THE PROBLEM
Would you reproduce exactly, and only, the lines starting at the one with "Extract the structured" and ending at the last line of the data, with both included? Leave the pictures out.

Records from a data collection
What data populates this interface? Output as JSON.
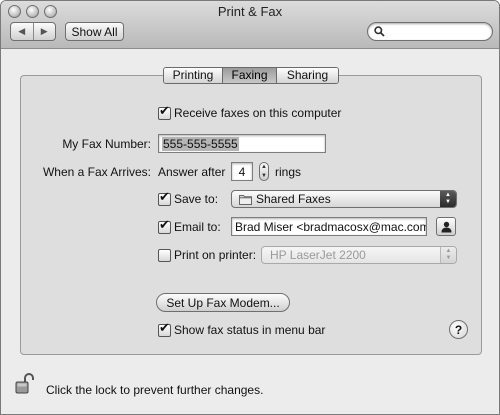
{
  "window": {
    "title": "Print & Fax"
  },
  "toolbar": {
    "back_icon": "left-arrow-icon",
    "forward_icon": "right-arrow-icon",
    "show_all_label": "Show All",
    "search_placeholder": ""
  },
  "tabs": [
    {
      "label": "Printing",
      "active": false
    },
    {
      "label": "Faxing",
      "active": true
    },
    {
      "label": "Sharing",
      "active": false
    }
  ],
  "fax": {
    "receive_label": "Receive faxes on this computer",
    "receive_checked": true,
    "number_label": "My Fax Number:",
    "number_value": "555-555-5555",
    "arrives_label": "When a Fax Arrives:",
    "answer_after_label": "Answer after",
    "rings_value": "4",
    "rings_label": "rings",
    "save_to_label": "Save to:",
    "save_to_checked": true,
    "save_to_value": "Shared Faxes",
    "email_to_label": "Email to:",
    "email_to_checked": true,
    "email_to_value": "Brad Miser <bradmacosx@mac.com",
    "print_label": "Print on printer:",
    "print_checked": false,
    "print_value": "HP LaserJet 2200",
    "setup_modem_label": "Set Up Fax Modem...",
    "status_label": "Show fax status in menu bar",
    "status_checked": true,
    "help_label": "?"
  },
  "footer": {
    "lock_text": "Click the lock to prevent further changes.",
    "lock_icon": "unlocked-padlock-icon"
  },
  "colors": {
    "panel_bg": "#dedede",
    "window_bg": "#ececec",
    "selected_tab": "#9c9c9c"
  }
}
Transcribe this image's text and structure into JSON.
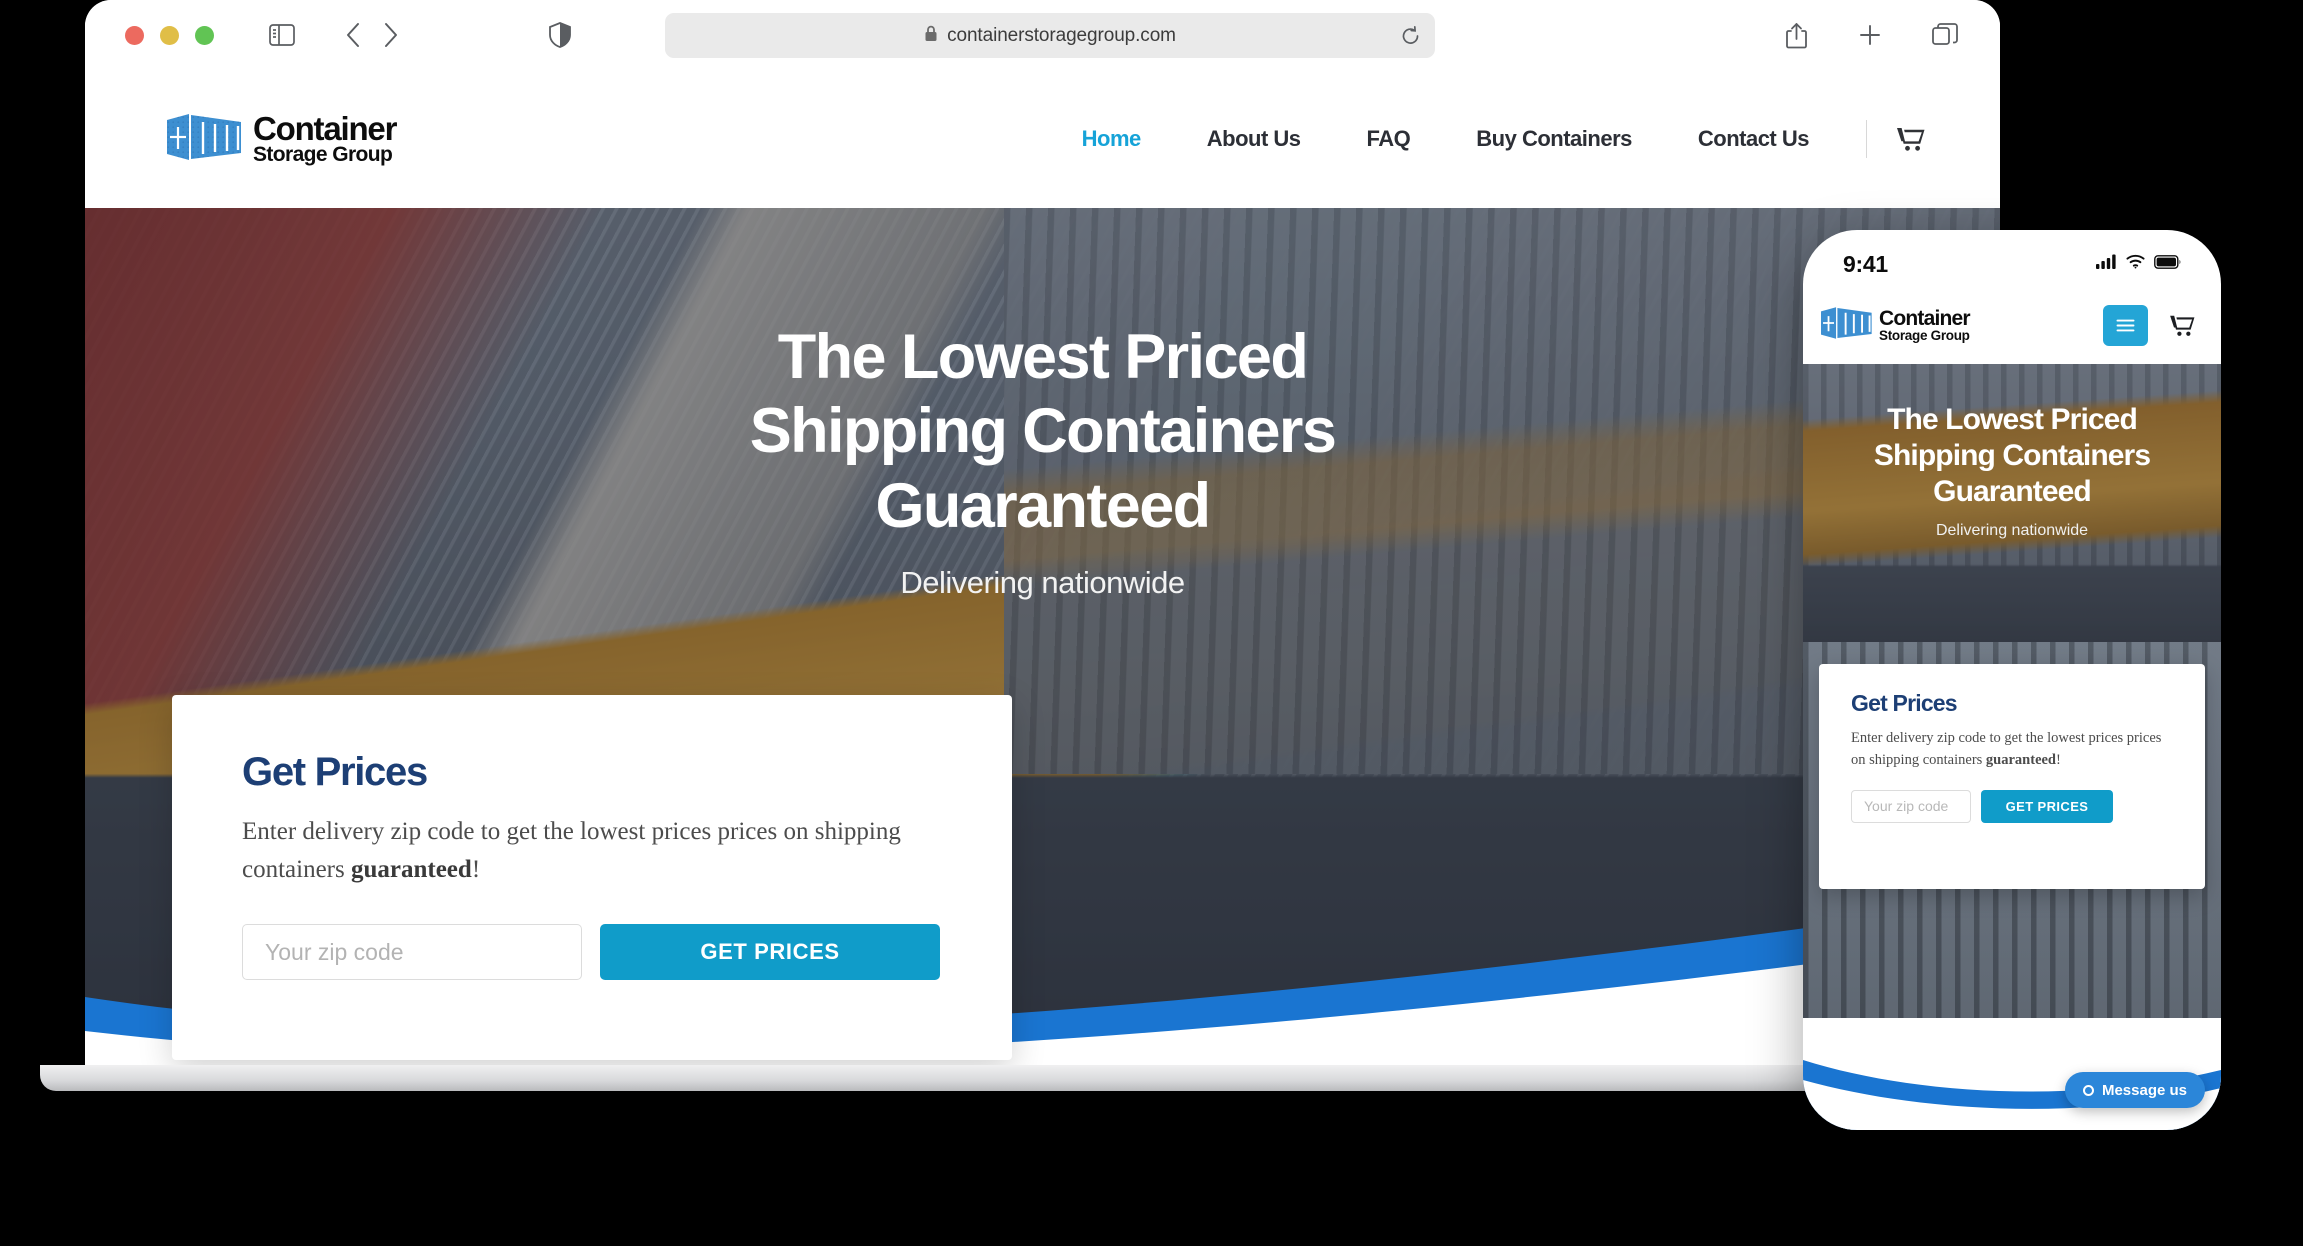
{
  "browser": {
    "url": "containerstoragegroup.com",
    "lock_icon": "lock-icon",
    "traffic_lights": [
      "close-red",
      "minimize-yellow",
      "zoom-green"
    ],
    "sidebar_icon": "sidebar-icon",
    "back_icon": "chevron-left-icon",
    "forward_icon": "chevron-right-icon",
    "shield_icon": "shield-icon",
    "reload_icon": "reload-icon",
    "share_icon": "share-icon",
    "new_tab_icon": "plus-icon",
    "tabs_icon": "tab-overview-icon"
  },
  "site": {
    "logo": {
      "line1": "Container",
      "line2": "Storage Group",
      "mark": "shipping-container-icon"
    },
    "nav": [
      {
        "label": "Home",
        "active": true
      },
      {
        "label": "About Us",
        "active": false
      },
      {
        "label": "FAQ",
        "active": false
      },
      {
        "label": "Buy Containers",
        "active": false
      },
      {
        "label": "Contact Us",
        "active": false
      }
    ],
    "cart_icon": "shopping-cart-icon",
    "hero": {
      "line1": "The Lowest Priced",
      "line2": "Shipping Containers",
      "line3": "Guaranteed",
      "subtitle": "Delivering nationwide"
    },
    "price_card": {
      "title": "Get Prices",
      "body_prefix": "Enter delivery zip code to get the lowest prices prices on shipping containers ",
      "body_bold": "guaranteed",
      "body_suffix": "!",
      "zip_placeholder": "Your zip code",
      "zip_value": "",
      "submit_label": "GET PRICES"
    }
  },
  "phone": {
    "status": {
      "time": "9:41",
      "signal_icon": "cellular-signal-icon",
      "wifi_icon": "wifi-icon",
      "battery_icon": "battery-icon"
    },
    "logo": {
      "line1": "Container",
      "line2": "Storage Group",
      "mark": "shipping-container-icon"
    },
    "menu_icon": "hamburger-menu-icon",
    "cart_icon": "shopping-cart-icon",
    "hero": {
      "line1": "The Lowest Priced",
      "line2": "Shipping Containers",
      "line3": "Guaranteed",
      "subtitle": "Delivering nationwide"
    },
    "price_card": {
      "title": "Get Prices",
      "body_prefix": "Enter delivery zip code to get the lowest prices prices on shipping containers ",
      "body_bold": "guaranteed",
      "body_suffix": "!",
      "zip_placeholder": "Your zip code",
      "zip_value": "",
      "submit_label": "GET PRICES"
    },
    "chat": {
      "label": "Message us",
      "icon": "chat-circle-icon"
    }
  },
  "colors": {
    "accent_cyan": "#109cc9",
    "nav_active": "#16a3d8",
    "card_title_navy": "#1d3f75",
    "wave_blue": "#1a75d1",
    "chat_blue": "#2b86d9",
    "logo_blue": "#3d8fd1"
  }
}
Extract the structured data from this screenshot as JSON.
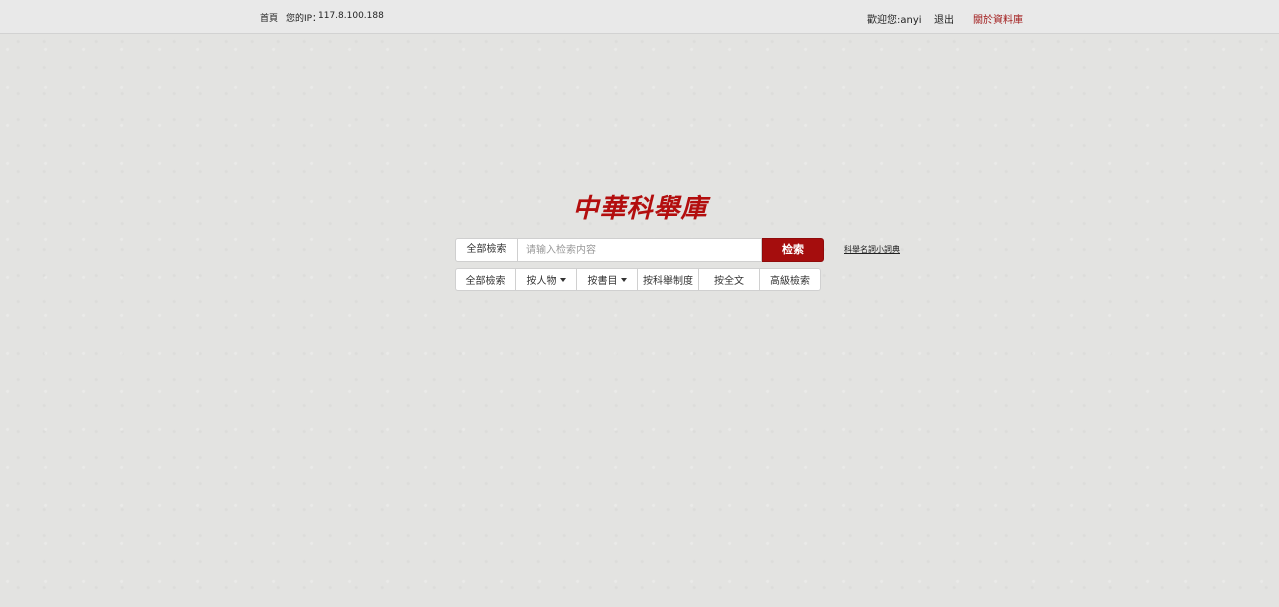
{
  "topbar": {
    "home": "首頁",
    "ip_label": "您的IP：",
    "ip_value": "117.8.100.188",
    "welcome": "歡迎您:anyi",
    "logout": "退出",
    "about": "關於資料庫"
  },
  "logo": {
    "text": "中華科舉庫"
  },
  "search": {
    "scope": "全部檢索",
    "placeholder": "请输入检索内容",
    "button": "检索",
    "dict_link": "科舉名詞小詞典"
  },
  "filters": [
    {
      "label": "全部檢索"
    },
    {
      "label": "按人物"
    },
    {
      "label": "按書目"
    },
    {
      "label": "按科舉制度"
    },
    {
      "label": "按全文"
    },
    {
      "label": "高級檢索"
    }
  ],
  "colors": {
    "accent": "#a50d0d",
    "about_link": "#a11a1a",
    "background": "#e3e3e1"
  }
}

RESPONSE AREA
Extract the structured data from this screenshot as JSON.
{
  "topbar": {
    "home": "首頁",
    "ip_label": "您的IP：",
    "ip_value": "117.8.100.188",
    "welcome": "歡迎您:anyi",
    "logout": "退出",
    "about": "關於資料庫"
  },
  "logo": {
    "text": "中華科舉庫"
  },
  "search": {
    "scope": "全部檢索",
    "placeholder": "请输入检索内容",
    "button": "检索",
    "dict_link": "科舉名詞小詞典"
  },
  "filters": [
    {
      "label": "全部檢索"
    },
    {
      "label": "按人物"
    },
    {
      "label": "按書目"
    },
    {
      "label": "按科舉制度"
    },
    {
      "label": "按全文"
    },
    {
      "label": "高級檢索"
    }
  ],
  "colors": {
    "accent": "#a50d0d",
    "about_link": "#a11a1a",
    "background": "#e3e3e1"
  }
}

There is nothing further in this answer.